I now work as an Agile Business Analyst and I am currently available for hire.
I offer special rates for political parties. Market forces may apply.



Talking to People IRL

I don’t know what I was thinking, but a few months ago I VOLUNTEERED to give a talk; in a room, with an audience of 50 people, all looking at my face. In theory, that should be fine. Put someone else in the metaphorical spot-light and I’ll happily ask them questions or debate with them about what they’ve said. I run workshops with a simple structure and a lot of ‘make it up on the fly’ in my work as a business analyst. I can do that, so I know that my dislike for ‘making presentations’ is completely irrational. Sadly, that doesn’t help.

Last Thursday, I faced my fear in the friendly environment of Web Staffordshire Meetup. I had my slides about ‘Fixing Intertwingularity’ to flick through, printed notes made of mind-maps, with a few red scribbles on them to guide me, based on my timed practice runs at home. I knew that if I stuck to the script, I could fit the content into my 15 minute slot, with a minute to spare.

I wasn’t nervous before I went up. When I was introduced, my ‘spontaneous’ quip about it being “a big crowd for a philosophy gig” went down well. I’m not sure what happened to the second half of that joke, or indeed to about a third of the first page of notes, carefully crafted to set my book as the context of where the weird ideas came from. I’d decided on a character I was going to play, to give myself a virtual cloak to hide in. He was running for the door at this point. From there on, I stuck to the script. Apart from stumbling over a few words I’d normally be fine with, and not being able to read some of my notes, I don’t think the rest sucked too badly.

I think I understand the problem now – it’s trying to do All The Things at once. I’ve already had the ideas and built a framework to constrain my words to a path heading in the right direction but with the added adrenalin, new words arrive uninvited when there’s nowhere to fit them in. I need to act as doorman to interruptions from my subconscious, deliver the talk, keep my place, look ahead to what’s coming next, make eye contact with the audience and remember when to change to the next slide. I can’t do that. I also need to not deliver a live commentary on what is going wrong.

Afterwards, I had some great chats with people who had found the subject “thought provoking” and I think I presented other ideas more lucidly. Maybe I need a shorter path with more gaps in the fence, so I can run free. I’ve put my career as a standup comedian on hold for now.


Loose-Leaf Thinkmanship

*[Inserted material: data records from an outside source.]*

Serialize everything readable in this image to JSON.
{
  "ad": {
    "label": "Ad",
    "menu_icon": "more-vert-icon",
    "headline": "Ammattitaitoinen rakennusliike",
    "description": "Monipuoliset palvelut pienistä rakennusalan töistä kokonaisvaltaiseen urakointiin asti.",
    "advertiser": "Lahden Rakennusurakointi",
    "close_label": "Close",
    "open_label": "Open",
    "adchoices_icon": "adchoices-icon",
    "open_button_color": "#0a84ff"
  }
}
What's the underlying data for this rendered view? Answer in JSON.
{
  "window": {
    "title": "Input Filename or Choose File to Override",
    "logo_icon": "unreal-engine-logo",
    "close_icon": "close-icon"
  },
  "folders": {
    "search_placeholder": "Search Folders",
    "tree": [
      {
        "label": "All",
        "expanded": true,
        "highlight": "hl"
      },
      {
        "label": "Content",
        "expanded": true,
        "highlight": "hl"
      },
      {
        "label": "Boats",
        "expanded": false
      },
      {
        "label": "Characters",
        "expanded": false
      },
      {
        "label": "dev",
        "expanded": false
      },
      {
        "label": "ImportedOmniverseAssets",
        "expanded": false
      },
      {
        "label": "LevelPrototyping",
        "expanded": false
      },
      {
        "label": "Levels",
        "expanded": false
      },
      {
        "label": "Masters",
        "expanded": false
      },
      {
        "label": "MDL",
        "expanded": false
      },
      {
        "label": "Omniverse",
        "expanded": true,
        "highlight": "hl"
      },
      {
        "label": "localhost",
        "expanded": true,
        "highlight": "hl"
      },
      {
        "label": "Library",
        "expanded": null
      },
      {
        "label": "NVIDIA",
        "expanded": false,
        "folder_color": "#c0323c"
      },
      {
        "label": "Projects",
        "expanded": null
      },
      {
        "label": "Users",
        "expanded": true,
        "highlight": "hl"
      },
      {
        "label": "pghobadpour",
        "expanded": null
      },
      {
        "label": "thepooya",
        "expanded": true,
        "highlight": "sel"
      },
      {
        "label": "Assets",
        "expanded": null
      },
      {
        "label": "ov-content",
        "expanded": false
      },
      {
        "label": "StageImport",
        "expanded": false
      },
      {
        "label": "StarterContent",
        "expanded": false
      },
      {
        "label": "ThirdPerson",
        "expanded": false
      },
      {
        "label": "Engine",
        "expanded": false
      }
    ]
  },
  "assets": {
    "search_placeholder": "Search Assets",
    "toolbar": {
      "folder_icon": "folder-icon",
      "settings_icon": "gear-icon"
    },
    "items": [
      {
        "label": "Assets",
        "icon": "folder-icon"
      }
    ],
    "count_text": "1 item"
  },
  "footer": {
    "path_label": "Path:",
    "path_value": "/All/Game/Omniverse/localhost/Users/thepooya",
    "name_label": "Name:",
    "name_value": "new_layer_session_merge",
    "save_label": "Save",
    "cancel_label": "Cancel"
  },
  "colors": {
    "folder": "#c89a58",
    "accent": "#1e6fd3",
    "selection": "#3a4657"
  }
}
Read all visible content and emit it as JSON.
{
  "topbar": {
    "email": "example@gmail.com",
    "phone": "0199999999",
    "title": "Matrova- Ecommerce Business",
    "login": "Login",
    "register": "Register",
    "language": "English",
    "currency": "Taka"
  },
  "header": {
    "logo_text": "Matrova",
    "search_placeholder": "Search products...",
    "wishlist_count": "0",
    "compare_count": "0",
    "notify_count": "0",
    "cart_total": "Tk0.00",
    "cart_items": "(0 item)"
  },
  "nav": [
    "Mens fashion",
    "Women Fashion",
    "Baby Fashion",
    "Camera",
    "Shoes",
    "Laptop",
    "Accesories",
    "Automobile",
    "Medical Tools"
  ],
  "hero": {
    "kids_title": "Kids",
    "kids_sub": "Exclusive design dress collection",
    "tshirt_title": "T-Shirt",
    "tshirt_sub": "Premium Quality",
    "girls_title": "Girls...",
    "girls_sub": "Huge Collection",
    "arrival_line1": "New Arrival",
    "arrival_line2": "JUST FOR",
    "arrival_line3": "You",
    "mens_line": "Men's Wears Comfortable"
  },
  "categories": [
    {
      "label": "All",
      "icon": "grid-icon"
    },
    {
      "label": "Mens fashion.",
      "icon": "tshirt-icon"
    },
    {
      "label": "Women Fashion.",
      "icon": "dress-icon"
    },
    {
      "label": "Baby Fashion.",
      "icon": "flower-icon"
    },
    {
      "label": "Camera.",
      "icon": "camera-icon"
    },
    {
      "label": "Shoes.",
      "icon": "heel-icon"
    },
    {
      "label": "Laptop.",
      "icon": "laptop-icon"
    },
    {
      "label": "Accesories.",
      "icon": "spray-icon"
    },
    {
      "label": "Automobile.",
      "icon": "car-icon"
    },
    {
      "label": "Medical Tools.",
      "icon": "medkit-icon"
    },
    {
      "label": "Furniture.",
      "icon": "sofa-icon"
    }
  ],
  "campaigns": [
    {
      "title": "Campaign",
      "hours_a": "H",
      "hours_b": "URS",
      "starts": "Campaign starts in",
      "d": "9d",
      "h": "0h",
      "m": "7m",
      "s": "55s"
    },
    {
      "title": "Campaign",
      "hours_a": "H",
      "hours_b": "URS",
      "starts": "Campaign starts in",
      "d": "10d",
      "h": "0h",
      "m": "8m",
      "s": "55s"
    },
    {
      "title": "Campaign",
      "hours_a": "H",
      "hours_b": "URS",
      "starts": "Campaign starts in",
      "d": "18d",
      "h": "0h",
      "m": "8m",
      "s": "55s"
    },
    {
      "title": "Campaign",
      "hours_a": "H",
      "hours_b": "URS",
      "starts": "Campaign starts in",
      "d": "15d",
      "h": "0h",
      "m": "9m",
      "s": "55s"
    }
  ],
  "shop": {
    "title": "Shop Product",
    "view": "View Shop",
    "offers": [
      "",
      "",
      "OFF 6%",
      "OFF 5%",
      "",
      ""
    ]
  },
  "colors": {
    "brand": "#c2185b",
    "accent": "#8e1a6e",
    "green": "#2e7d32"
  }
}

Armed with the knowledge that I have foolishly volunteered to give a talk about Intertwingularity to the good people of ‘Web Staffordshire’, which needs to be condensed into a 10 minute slot in serialised space-time, I thought I’d start work 2 weeks earlier than normal. Being brief takes longer.

I read a sentence, “Hierarchical and sequential structures, especially popular since Gutenberg, are usually forced and artificial” in my notes, for the nth time, where n is not an especially small number. Gutenberg, printing, books? Why hadn’t I noticed this before? (I can answer that: I was thinking about what information ‘sequence’ is last night. I had to do that before I could see this. The order in which ideas are presented matters a great deal. I had nowhere to hang the new idea until I had constructed the hook labelled “sequence/serialise/order/sort”.)

My mental model of books has previously been pseudo-infinite rolls of paper, like long web pages, chopped up at appropriate page boundaries to fit between book bindings, but I should have KNOWN that isn’t right. Shakespeare’s ‘Folio’ was a collection of earlier, shorter documents. Medieval scribes wrote important works on vellum and calves don’t come in ‘Size Infinite’. I have never held a real scroll. I don’t know how to operate one.

Was there an index in the jars which contained the Dead Sea Scrolls? Has Mr. ‘hypertext’ Nelson been telling me all along that hierarchy came in with the printing press, as a way to manage text ‘at scale’, like an army, and I’ve been ignoring him? Imagine these fixed-leaf binders defining and thereby constraining ‘correct-sequence’ of text-chunks that were once free to wander?